What you need to do:
Nothing but the pictures should go missing; return all the entries below exactly.

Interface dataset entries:
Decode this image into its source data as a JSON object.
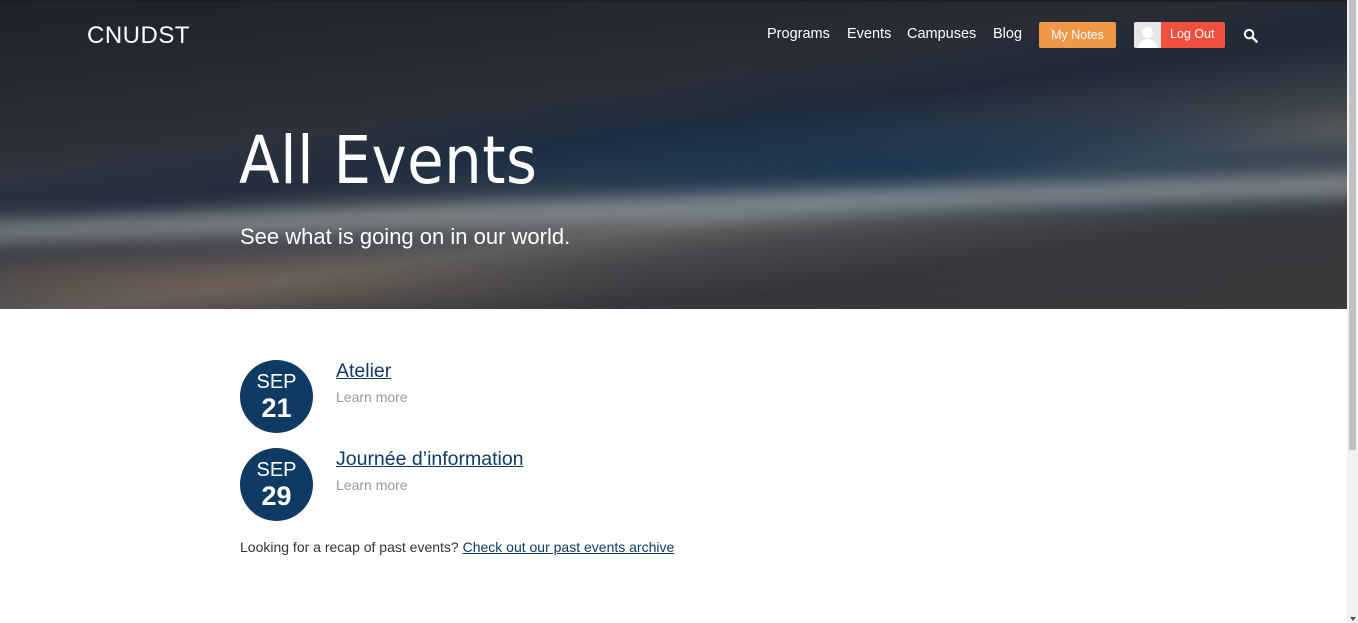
{
  "header": {
    "logo": "CNUDST",
    "nav": [
      {
        "label": "Programs"
      },
      {
        "label": "Events"
      },
      {
        "label": "Campuses"
      },
      {
        "label": "Blog"
      }
    ],
    "my_notes_label": "My Notes",
    "logout_label": "Log Out",
    "icons": {
      "search": "search-icon",
      "avatar": "user-avatar-icon"
    },
    "colors": {
      "my_notes": "#f0974a",
      "logout": "#f2503e"
    }
  },
  "hero": {
    "title": "All Events",
    "subtitle": "See what is going on in our world."
  },
  "events": [
    {
      "month": "SEP",
      "day": "21",
      "title": "Atelier",
      "more": "Learn more"
    },
    {
      "month": "SEP",
      "day": "29",
      "title": "Journée d’information",
      "more": "Learn more"
    }
  ],
  "recap": {
    "text": "Looking for a recap of past events?",
    "link": "Check out our past events archive"
  },
  "colors": {
    "badge": "#0e3a63",
    "link": "#0e3a63"
  }
}
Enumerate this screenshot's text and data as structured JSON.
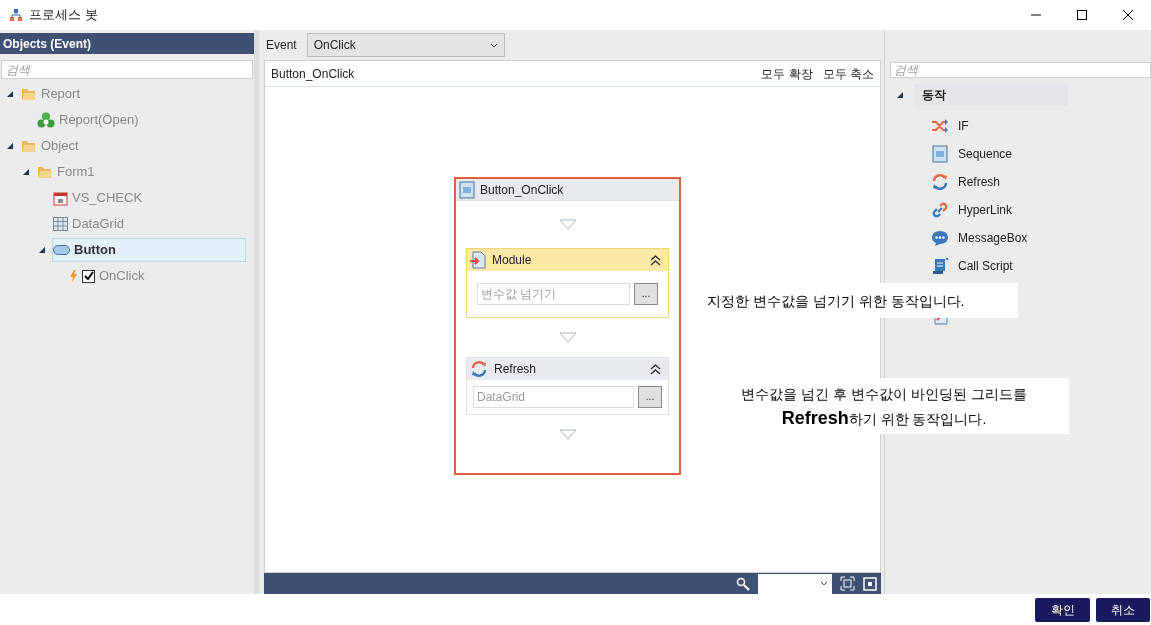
{
  "window": {
    "title": "프로세스 봇"
  },
  "objects_panel": {
    "title": "Objects (Event)",
    "search": {
      "placeholder": "검색"
    },
    "tree": [
      {
        "label": "Report",
        "kind": "folder",
        "expanded": true,
        "selected": false,
        "children": [
          {
            "label": "Report(Open)",
            "kind": "report",
            "selected": false
          }
        ]
      },
      {
        "label": "Object",
        "kind": "folder",
        "expanded": true,
        "selected": false,
        "children": [
          {
            "label": "Form1",
            "kind": "folder",
            "expanded": true,
            "selected": false,
            "children": [
              {
                "label": "VS_CHECK",
                "kind": "calendar",
                "selected": false
              },
              {
                "label": "DataGrid",
                "kind": "grid",
                "selected": false
              },
              {
                "label": "Button",
                "kind": "button",
                "expanded": true,
                "selected": true,
                "children": [
                  {
                    "label": "OnClick",
                    "kind": "event",
                    "checked": true,
                    "selected": false
                  }
                ]
              }
            ]
          }
        ]
      }
    ]
  },
  "event_bar": {
    "label": "Event",
    "value": "OnClick"
  },
  "canvas": {
    "title": "Button_OnClick",
    "actions": [
      "모두 확장",
      "모두 축소"
    ],
    "flow": {
      "title": "Button_OnClick",
      "steps": [
        {
          "title": "Module",
          "kind": "module",
          "highlighted": true,
          "placeholder": "변수값 넘기기",
          "button": "..."
        },
        {
          "title": "Refresh",
          "kind": "refresh",
          "highlighted": false,
          "placeholder": "DataGrid",
          "button": "..."
        }
      ]
    }
  },
  "palette": {
    "search": {
      "placeholder": "검색"
    },
    "group": "동작",
    "items": [
      {
        "label": "IF",
        "kind": "if"
      },
      {
        "label": "Sequence",
        "kind": "sequence"
      },
      {
        "label": "Refresh",
        "kind": "refresh"
      },
      {
        "label": "HyperLink",
        "kind": "link"
      },
      {
        "label": "MessageBox",
        "kind": "message"
      },
      {
        "label": "Call Script",
        "kind": "script"
      }
    ]
  },
  "callouts": [
    {
      "lines": [
        "지정한 변수값을 넘기기 위한 동작입니다."
      ]
    },
    {
      "lines": [
        "변수값을 넘긴 후 변수값이 바인딩된 그리드를",
        "**Refresh**하기 위한 동작입니다."
      ]
    }
  ],
  "buttons": [
    "확인",
    "취소"
  ]
}
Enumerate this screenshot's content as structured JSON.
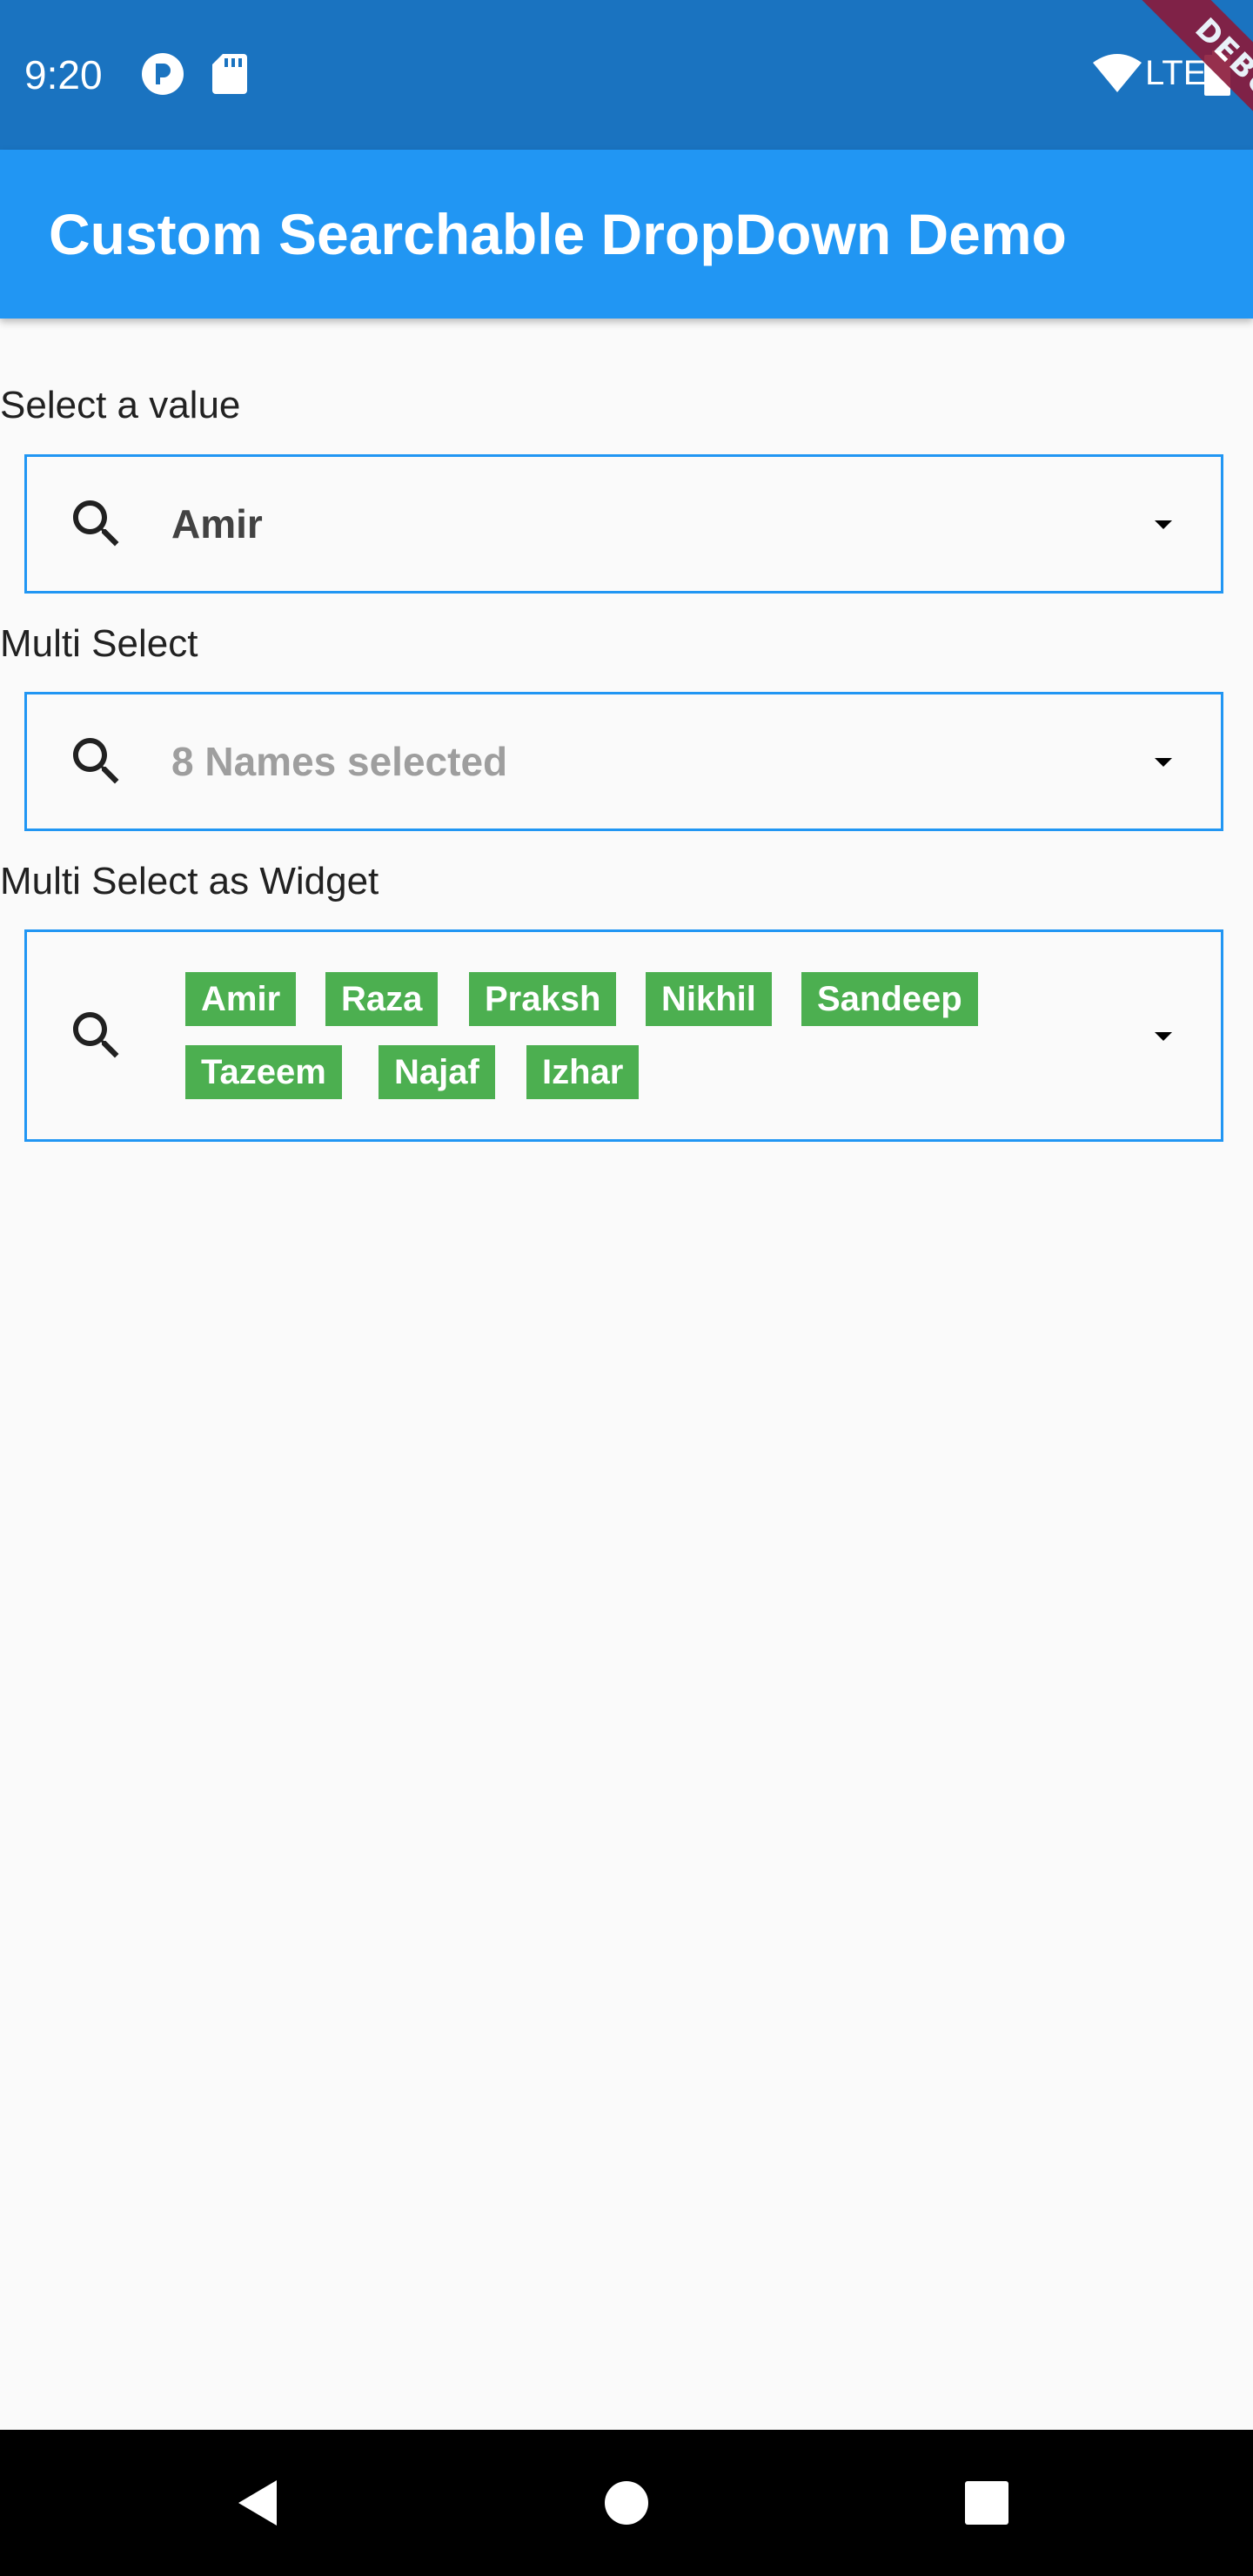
{
  "status_bar": {
    "time": "9:20",
    "network": "LTE",
    "debug_banner": "DEBUG",
    "icons": [
      "notification-icon",
      "sd-card-icon",
      "wifi-icon",
      "battery-icon"
    ]
  },
  "app_bar": {
    "title": "Custom Searchable DropDown Demo",
    "color": "#2196f3"
  },
  "fields": [
    {
      "label": "Select a value",
      "value": "Amir",
      "icon": "search-icon"
    },
    {
      "label": "Multi Select",
      "hint": "8 Names selected",
      "icon": "search-icon"
    },
    {
      "label": "Multi Select as Widget",
      "chips": [
        "Amir",
        "Raza",
        "Praksh",
        "Nikhil",
        "Sandeep",
        "Tazeem",
        "Najaf",
        "Izhar"
      ],
      "chip_color": "#4caf50",
      "icon": "search-icon"
    }
  ],
  "nav_bar": {
    "buttons": [
      "back-icon",
      "home-icon",
      "recents-icon"
    ]
  }
}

Output below:
Decode this image into its source data as a JSON object.
{
  "header": {
    "logo": "CNUDST",
    "nav": [
      {
        "label": "Programs"
      },
      {
        "label": "Events"
      },
      {
        "label": "Campuses"
      },
      {
        "label": "Blog"
      }
    ],
    "my_notes_label": "My Notes",
    "logout_label": "Log Out",
    "icons": {
      "search": "search-icon",
      "avatar": "user-avatar-icon"
    },
    "colors": {
      "my_notes": "#f0974a",
      "logout": "#f2503e"
    }
  },
  "hero": {
    "title": "All Events",
    "subtitle": "See what is going on in our world."
  },
  "events": [
    {
      "month": "SEP",
      "day": "21",
      "title": "Atelier",
      "more": "Learn more"
    },
    {
      "month": "SEP",
      "day": "29",
      "title": "Journée d’information",
      "more": "Learn more"
    }
  ],
  "recap": {
    "text": "Looking for a recap of past events?",
    "link": "Check out our past events archive"
  },
  "colors": {
    "badge": "#0e3a63",
    "link": "#0e3a63"
  }
}
Enumerate this screenshot's text and data as structured JSON.
{
  "window": {
    "title": "프로세스 봇"
  },
  "objects_panel": {
    "title": "Objects (Event)",
    "search": {
      "placeholder": "검색"
    },
    "tree": [
      {
        "label": "Report",
        "kind": "folder",
        "expanded": true,
        "selected": false,
        "children": [
          {
            "label": "Report(Open)",
            "kind": "report",
            "selected": false
          }
        ]
      },
      {
        "label": "Object",
        "kind": "folder",
        "expanded": true,
        "selected": false,
        "children": [
          {
            "label": "Form1",
            "kind": "folder",
            "expanded": true,
            "selected": false,
            "children": [
              {
                "label": "VS_CHECK",
                "kind": "calendar",
                "selected": false
              },
              {
                "label": "DataGrid",
                "kind": "grid",
                "selected": false
              },
              {
                "label": "Button",
                "kind": "button",
                "expanded": true,
                "selected": true,
                "children": [
                  {
                    "label": "OnClick",
                    "kind": "event",
                    "checked": true,
                    "selected": false
                  }
                ]
              }
            ]
          }
        ]
      }
    ]
  },
  "event_bar": {
    "label": "Event",
    "value": "OnClick"
  },
  "canvas": {
    "title": "Button_OnClick",
    "actions": [
      "모두 확장",
      "모두 축소"
    ],
    "flow": {
      "title": "Button_OnClick",
      "steps": [
        {
          "title": "Module",
          "kind": "module",
          "highlighted": true,
          "placeholder": "변수값 넘기기",
          "button": "..."
        },
        {
          "title": "Refresh",
          "kind": "refresh",
          "highlighted": false,
          "placeholder": "DataGrid",
          "button": "..."
        }
      ]
    }
  },
  "palette": {
    "search": {
      "placeholder": "검색"
    },
    "group": "동작",
    "items": [
      {
        "label": "IF",
        "kind": "if"
      },
      {
        "label": "Sequence",
        "kind": "sequence"
      },
      {
        "label": "Refresh",
        "kind": "refresh"
      },
      {
        "label": "HyperLink",
        "kind": "link"
      },
      {
        "label": "MessageBox",
        "kind": "message"
      },
      {
        "label": "Call Script",
        "kind": "script"
      }
    ]
  },
  "callouts": [
    {
      "lines": [
        "지정한 변수값을 넘기기 위한 동작입니다."
      ]
    },
    {
      "lines": [
        "변수값을 넘긴 후 변수값이 바인딩된 그리드를",
        "**Refresh**하기 위한 동작입니다."
      ]
    }
  ],
  "buttons": [
    "확인",
    "취소"
  ]
}
Enumerate this screenshot's content as structured JSON.
{
  "status_bar": {
    "time": "9:20",
    "network": "LTE",
    "debug_banner": "DEBUG",
    "icons": [
      "notification-icon",
      "sd-card-icon",
      "wifi-icon",
      "battery-icon"
    ]
  },
  "app_bar": {
    "title": "Custom Searchable DropDown Demo",
    "color": "#2196f3"
  },
  "fields": [
    {
      "label": "Select a value",
      "value": "Amir",
      "icon": "search-icon"
    },
    {
      "label": "Multi Select",
      "hint": "8 Names selected",
      "icon": "search-icon"
    },
    {
      "label": "Multi Select as Widget",
      "chips": [
        "Amir",
        "Raza",
        "Praksh",
        "Nikhil",
        "Sandeep",
        "Tazeem",
        "Najaf",
        "Izhar"
      ],
      "chip_color": "#4caf50",
      "icon": "search-icon"
    }
  ],
  "nav_bar": {
    "buttons": [
      "back-icon",
      "home-icon",
      "recents-icon"
    ]
  }
}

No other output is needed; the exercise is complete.